China adopts a strategy maintaining the initiative, ensuring it remains below the threshold of war. Once again, this is because India has largely been reactive and reluctant to use airpower at the LAC. An aerospace-centric approach may enable India to wrest the initiative.
China is modernizing its forces to be in sync with the emerging transformation in the character of war. China’s strategy of winning local wars under ‘intelligentised’ conditions is interesting to examine. China has established superior capabilities in Space, with nearly 120 military satellites that provide continuous ISR, ELINT, SIGINT, and COMINT data. China is also integrating AI in a big way and is developing ‘battlefield singularity’ – a point at which combat moves faster than human cognition. It is an indication towards the use of autonomous weapon systems in future wars. By demonstrating its combat power in PLAAF, PLAN, PLARF, and PLASSF, based on advanced and innovative technologies and concepts, China seeks to create deterrence on its terms.
India’s future wars will be largely in the domain of LIC and dealing with proxy wars, and possible local wars. Its combat capability must incorporate extensive use of drones and modernization of aerospace capabilities that will contribute to deterrence.

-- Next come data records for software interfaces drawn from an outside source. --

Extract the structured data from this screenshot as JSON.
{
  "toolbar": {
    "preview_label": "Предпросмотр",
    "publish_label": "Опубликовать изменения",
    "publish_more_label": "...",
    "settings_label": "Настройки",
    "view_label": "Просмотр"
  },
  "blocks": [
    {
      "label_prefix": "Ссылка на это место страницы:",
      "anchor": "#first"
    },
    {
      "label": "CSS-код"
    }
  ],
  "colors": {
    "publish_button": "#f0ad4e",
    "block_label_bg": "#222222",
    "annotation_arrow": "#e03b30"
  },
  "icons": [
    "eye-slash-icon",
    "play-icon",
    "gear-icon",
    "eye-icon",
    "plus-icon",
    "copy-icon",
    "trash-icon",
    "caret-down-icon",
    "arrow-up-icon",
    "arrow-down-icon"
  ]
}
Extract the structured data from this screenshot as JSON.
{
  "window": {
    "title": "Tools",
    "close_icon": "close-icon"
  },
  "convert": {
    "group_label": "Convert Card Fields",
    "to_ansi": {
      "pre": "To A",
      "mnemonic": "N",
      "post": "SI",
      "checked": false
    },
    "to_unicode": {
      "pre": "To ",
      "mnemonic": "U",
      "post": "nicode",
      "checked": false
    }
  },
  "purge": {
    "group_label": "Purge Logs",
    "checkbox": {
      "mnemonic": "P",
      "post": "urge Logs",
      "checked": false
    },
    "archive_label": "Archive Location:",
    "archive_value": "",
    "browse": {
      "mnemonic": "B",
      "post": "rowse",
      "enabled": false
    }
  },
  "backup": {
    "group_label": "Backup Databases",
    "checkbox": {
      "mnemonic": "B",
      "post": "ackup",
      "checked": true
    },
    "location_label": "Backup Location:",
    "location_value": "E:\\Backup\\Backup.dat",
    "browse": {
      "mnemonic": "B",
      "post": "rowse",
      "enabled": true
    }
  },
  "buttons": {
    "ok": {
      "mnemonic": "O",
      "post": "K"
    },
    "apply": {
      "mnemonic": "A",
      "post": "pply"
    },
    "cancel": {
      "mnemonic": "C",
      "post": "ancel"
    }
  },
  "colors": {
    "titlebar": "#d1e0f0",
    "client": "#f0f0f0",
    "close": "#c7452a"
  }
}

–The writer is a former Deputy Chief of Integrated Staff at IDS. He is now the President of The Peninsula Foundation at Chennai. The views expressed are personal and do not necessarily reflect the views of Raksha Anirveda